» What you should do:
A single number is the expected answer: the count of lines in the records below that contain "trong".

==== Records shown

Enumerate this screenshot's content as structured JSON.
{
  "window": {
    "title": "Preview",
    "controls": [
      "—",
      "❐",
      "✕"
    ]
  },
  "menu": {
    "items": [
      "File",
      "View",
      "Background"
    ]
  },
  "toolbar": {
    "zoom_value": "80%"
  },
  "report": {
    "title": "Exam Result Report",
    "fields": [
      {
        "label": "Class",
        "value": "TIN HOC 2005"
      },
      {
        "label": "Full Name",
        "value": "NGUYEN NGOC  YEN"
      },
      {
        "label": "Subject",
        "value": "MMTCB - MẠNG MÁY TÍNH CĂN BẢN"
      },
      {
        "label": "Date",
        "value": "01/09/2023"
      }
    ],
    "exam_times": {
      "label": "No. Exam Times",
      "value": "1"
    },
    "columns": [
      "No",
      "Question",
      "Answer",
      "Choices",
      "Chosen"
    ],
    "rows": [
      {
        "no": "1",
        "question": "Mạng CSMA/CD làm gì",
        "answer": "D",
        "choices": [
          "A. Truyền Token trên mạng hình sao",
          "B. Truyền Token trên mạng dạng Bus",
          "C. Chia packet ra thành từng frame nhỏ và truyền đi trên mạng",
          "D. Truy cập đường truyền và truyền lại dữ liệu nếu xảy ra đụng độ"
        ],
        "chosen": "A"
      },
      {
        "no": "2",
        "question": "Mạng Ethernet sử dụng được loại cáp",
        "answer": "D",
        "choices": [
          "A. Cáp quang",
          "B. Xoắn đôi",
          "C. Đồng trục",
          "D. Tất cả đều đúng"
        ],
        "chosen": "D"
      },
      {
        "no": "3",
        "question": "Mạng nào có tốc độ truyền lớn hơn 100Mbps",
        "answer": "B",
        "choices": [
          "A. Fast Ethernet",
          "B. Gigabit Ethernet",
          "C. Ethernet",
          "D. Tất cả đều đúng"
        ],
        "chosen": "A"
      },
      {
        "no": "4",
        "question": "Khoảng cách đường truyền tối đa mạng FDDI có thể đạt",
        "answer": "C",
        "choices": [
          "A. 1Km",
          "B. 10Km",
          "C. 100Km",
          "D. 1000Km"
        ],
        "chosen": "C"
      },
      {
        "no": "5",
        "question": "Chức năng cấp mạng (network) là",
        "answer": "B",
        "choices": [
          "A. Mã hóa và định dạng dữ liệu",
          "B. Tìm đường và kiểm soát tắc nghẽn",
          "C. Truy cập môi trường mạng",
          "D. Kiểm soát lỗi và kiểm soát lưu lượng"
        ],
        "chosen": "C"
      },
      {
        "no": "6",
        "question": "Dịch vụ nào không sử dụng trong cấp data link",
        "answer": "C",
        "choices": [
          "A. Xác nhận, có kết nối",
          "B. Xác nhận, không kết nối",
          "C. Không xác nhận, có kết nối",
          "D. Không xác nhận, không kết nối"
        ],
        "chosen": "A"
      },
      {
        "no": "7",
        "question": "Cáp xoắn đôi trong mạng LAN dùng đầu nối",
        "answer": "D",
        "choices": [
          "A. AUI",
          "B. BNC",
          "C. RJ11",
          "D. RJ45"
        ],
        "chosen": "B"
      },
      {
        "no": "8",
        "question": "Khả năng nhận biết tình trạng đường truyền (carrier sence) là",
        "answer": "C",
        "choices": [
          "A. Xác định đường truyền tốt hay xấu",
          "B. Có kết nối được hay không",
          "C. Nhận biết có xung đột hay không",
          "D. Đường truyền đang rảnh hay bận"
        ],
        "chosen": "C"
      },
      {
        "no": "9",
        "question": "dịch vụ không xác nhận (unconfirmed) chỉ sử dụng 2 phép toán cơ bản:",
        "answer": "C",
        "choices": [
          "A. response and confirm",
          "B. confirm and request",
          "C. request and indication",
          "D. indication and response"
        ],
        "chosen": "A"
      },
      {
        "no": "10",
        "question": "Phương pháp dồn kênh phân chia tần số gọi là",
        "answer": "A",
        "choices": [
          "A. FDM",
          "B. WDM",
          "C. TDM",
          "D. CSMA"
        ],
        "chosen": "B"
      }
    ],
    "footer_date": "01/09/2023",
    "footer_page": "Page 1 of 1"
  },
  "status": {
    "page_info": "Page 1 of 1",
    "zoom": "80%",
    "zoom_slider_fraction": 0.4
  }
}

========

» Exercise result:
2